All of these questions can only be answered once you understand your core offering, brand, and customer expectations. Channel innovations are particularly context-sensitive depending on the industry and customer habits, and thus the better you know your overall strategic goals the better chance of success you’ll have with a channel innovation. Do you have a product line that customers must interact with to truly appreciate? A flagship store may be best. Are you trying to send a quick, high-impact message to solidify your brand? A pop-up shop can be a low-cost way to generate interest. Have you garnered enough brand loyalty to and are looking to offer customers more? Direct selling or subscription services may be an option.
When thinking about channel innovations, core offerings usually take the sole focus, but it’s important to consider complementary products or offerings as well. Channel innovations can also result as a byproduct of other innovations. For instance, the invention of the automobile transformed the logistics, delivery, and fulfillment aspects of many industries, especially perishable foods like milk and ice. We see this also happening today, with drones revolutionizing the way emergency medical supplies can be delivered to places that are hard to get to.
Channel innovations can have a huge effect on company’s bottom lines. Many channel innovations, like direct selling through e-channels, can reduce overhead costs while maximizing margins and cost advantage. Other channel innovations, like indirect distribution, can alleviate wasted time or effort by outsourcing sales, allowing a company to focus on what it does best. Innovations like subscription boxes will sacrifice some profitability in favor of a predictable, steady stream of income, which can make a company’s balance sheets more enticing to outside investors.
Some channel innovations are not cost-effective — in fact, quite the opposite. Building a flagship store is an expensive and time-consuming process. Flagship stores are usually in established and trendy metropolitan areas, meaning sky high rent. Pop-up shops can be expensive when considering return on investment — by nature, the shop likely won’t move that much merchandise. However, what these channel innovations lack in revenue generation they make up for by reinforcing a company’s brand in consumers’ heads. These innovations focus on how to connect your company’s offerings with your buyers and rewards them with an experience.
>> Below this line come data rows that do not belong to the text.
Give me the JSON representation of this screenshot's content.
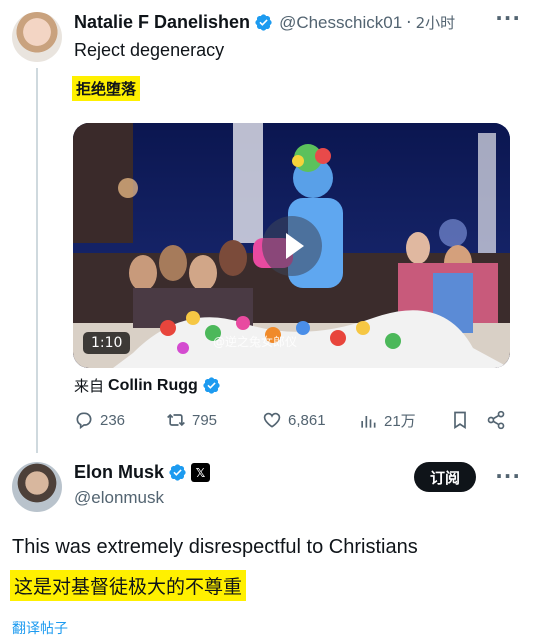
{
  "tweet1": {
    "author_name": "Natalie F Danelishen",
    "handle": "@Chesschick01",
    "separator": "·",
    "time": "2小时",
    "text": "Reject degeneracy",
    "translation": "拒绝堕落",
    "video": {
      "duration": "1:10",
      "watermark": "@逆之兔女郎仪"
    },
    "from_label": "来自",
    "from_name": "Collin Rugg",
    "stats": {
      "replies": "236",
      "retweets": "795",
      "likes": "6,861",
      "views": "21万"
    }
  },
  "tweet2": {
    "author_name": "Elon Musk",
    "x_badge": "𝕏",
    "handle": "@elonmusk",
    "subscribe_label": "订阅",
    "text": "This was extremely disrespectful to Christians",
    "translation": "这是对基督徒极大的不尊重",
    "translate_link": "翻译帖子"
  },
  "more_label": "···",
  "colors": {
    "verified": "#1d9bf0",
    "highlight": "#fff000",
    "link": "#1d9bf0"
  }
}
Channel innovations focus on new ways to connect with customers that more effectively drive sales, enhance margins, or increase exposure and positive associations with a company’s brand. They can often be ported from company to company or industry to industry, but can only be successful if a company has an intimate understanding of its customers and brand. The best channel innovations revolutionize our systems and completely change the way we do things. As technology improves along with our ability to understand consumers, channel innovations will continue to develop and make our lives better.